So there are a couple of points to consider here. Firstly, look at that pair of 2’s, and the amount of what I’ve just defined as “unnecessary wrapping” it does! There’s something more than meets the eye going on here. The initial idea for the break-in to this puzzle was with the 1’s and the 5’s. A little spatial reasoning quickly suggests that one of the solution lines must go via the top-left of the grid, and the other along the bottom edge – so that the cluster of 3/4/6/7 is avoided.

A little more inspection reveals that the 1’s would be causing all sorts of difficulty with the 6’s if it went out top left, so the 5 goes round the top left. It was here that I made the mistake. I thought there was only one way for the 5 to get past the 4 and the 6, but completely overlooked the obvious route as marked in red. This was how I fixed the puzzle – by closing up the gap (and adding a 13th pair of clues):

This alteration made the puzzle a little easier than intended. The 3/4/6/7/13 are now essentially forced. A by product of this is that it forces the 2 to squeeze the “wrong” side of the 1. This is a bit of “logic” that only came in to play later in the original – but essentially reveals the origin of the “unnecessary wrapping” of the 2. The given clues in the puzzle are acting as blocks to the paths, which must channel in between them, with the obvious restriction that there are only so many paths that can fit into a small space. So once the 2 goes round the back of the 1, it also has to go round the back of the 8 and the 9.

The rest of the puzzle is then fairly trivial.

What I find interesting with this puzzle is that actually it wasn’t too hard to find a sketch framework to logically prove the solution is the only one. Ok, I’ll hold my hands up with the stupid oversight with the 5’s, but the fix was essentially minimal and still retains most of the features I wanted from the original puzzle.

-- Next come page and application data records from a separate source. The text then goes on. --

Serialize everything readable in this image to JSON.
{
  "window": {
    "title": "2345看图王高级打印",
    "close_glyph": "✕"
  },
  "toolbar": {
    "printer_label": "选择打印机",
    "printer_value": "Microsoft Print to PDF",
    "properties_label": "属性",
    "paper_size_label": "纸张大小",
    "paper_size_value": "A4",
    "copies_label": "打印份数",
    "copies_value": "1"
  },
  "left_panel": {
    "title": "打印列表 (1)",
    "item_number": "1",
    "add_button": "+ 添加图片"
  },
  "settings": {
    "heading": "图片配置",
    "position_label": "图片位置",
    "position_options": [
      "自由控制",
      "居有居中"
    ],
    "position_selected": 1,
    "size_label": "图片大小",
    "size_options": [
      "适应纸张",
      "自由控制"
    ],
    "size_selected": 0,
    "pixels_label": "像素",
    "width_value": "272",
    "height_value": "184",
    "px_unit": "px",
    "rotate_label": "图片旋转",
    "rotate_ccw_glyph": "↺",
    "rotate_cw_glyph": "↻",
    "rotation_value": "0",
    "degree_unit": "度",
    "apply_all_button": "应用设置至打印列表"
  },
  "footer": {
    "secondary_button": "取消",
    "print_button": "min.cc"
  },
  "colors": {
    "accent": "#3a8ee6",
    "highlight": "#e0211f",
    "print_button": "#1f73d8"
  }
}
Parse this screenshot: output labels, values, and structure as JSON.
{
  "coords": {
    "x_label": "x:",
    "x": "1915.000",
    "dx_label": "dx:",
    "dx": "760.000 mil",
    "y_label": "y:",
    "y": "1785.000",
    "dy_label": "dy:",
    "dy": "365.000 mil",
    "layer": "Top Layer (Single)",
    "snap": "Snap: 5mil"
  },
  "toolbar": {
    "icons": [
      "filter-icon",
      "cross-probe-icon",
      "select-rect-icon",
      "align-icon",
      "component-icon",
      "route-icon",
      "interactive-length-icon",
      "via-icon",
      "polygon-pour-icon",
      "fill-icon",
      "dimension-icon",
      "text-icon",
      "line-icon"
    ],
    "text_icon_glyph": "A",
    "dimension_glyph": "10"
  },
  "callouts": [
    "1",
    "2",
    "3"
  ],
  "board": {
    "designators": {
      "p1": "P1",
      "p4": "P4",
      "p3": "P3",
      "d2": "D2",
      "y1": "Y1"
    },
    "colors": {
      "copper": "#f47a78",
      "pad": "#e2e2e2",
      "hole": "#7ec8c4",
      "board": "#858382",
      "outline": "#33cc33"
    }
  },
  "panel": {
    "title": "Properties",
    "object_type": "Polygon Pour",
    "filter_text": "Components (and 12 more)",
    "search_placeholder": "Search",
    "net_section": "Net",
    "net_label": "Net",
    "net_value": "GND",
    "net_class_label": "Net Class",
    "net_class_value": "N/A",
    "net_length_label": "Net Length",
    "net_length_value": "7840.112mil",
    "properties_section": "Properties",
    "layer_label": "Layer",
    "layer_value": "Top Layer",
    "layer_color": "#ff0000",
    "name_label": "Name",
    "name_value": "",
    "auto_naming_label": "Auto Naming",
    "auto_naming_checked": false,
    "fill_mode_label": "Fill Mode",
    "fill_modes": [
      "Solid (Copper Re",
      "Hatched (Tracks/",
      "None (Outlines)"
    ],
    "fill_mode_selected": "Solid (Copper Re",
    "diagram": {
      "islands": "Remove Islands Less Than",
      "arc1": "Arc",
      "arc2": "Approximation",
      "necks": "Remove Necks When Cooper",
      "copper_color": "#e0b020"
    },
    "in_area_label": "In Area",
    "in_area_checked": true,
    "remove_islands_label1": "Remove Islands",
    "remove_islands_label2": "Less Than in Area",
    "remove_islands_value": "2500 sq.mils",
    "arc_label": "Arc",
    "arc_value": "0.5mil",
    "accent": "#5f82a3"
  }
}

Going back to #106, I think this one is much harder to make a start to the puzzle and go step by step in trying to establish forced paths. Instead, it isn’t too tricky to use a little metalogic (i.e. assuming uniqueness of the solution) to get the solution out – and then to do a quick check to see that this solution turns out to be rigid. Which is a completely different approach to things!

Anyhow, for all those numberlink fans out there, I hope this has provided a little food for thought.